Enteral nutrition (EN) is defined as the administration of nutrients through the digestive tract. There are many options for digestive tract EN: oral, nasoenteric tubes, and enterostomies. For short-term (< 6 weeks) EN, nasogastric or nasoenteric tubes are the best choice. However, in long-term (> 6 weeks) EN, enterostomies are indicated, involving percutaneous endoscopic gastrostomy (PEG) or jejunostomy, fluoroscopic, image-guided gastrostomy, and surgical or laparoscopic gastrostomy.
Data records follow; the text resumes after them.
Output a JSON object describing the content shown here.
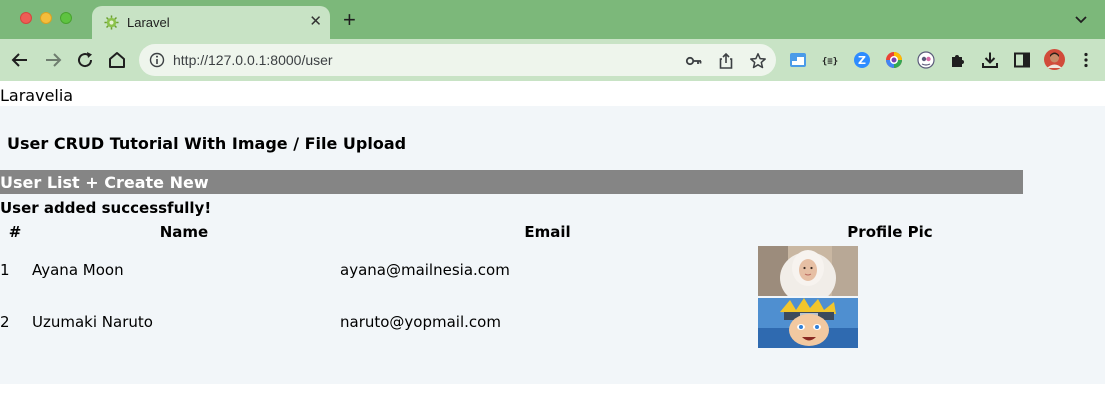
{
  "browser": {
    "tab_title": "Laravel",
    "tab_close": "✕",
    "new_tab": "+",
    "url": "http://127.0.0.1:8000/user"
  },
  "page": {
    "brand": "Laravelia",
    "heading": "User CRUD Tutorial With Image / File Upload",
    "list_bar": "User List + Create New",
    "flash": "User added successfully!",
    "table": {
      "headers": [
        "#",
        "Name",
        "Email",
        "Profile Pic"
      ],
      "rows": [
        {
          "num": "1",
          "name": "Ayana Moon",
          "email": "ayana@mailnesia.com"
        },
        {
          "num": "2",
          "name": "Uzumaki Naruto",
          "email": "naruto@yopmail.com"
        }
      ]
    }
  },
  "colors": {
    "tabbar": "#7cb87a",
    "toolbar": "#c8e3c5",
    "content_bg": "#f2f6f9",
    "list_bar": "#858585"
  }
}
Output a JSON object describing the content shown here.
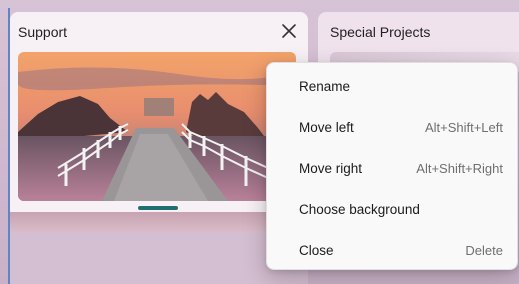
{
  "cards": [
    {
      "title": "Support"
    },
    {
      "title": "Special Projects"
    }
  ],
  "context_menu": {
    "items": [
      {
        "label": "Rename",
        "shortcut": ""
      },
      {
        "label": "Move left",
        "shortcut": "Alt+Shift+Left"
      },
      {
        "label": "Move right",
        "shortcut": "Alt+Shift+Right"
      },
      {
        "label": "Choose background",
        "shortcut": ""
      },
      {
        "label": "Close",
        "shortcut": "Delete"
      }
    ]
  },
  "icons": {
    "close": "close-icon"
  },
  "colors": {
    "accent": "#1e6e72",
    "frame": "#5f84c8"
  }
}
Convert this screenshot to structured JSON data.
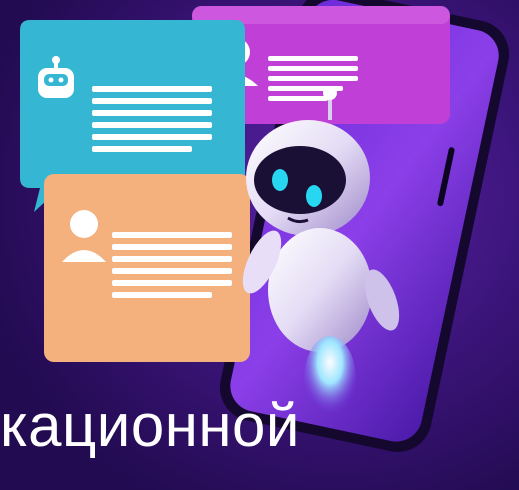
{
  "caption": "кационной",
  "colors": {
    "background": "#2a0f5e",
    "phone_frame": "#15082f",
    "bubble_magenta": "#c03fd6",
    "bubble_cyan": "#35b7d3",
    "bubble_peach": "#f4b17d",
    "robot_eyes": "#27d7f2"
  },
  "icons": {
    "robot": "robot-avatar-icon",
    "user_top": "user-silhouette-icon",
    "user_bottom": "user-silhouette-icon"
  }
}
The modality of choice for long-term enteral nutrition access is PEG, which was first described in 1980 by Gauderer and by Ponsky.1,2 Although a PEG is generally safe and requires minimally invasive surgery ( Fig. 17.1 ), it is associated with many potential complications related to both its insertion and the prolonged stay of a foreign body in the abdominal wall.
There are some absolute contraindications to PEG placement, which include pharyngeal or esophageal obstructions, coagulopathy, sepsis, and any other general contraindications to endoscopy. Obese patients, pregnancy, previous abdominal surgery, ascites, hepatosplenomegaly, and portal hypertension are relative contraindications.3
Perforation during upper endoscopy procedures, as an inadvertent puncture of the pharynx, esophagus, stomach, small bowel, colon, liver, or spleen, has an incidence rate of 0.008 to 0.04%.4,5 Anatomic anomalies such as the finding of a transverse colon over the anterior gastric wall and those produced by radiotherapy, or previous surgery, contribute to the perforation in up to 50% of patients.3 Patients typically present with tachycardia, fever, odynodysphagia, respiratory distress, or sepsis. Early (> 24 h) recognition is vital and its diagnosis is based on radiographic study. If diagnosed, broad-spectrum antibiotics, tube thoracostomy and a wide surgical procedure must be performed. In selected hemodynamically stable patients with small perforations, nonoperative management may be appropriate.
Pneumoperitoneum is seen in up to 56% of patients after PEG placement procedures,6 but is usually of no clinical importance7 and conservative management is required. If a patient with pneumoperitoneum shows signs of sepsis or peritonitis, then imaging studies and appropriate treatment are mandatory.
Peritonitis is a PEG complication that often carries a high mortality rate, and can be caused by removal or displacement of the tube before tract maturation, leakage from the PEG puncture site in the stomach or perforation of another visceral organ. It is manifested in post-PEG patients as abdominal pain, fever, leukocytosis, and ileus, and can result in significant morbidity if not identified and treated early with broad-spectrum antibiotics and surgical repair.3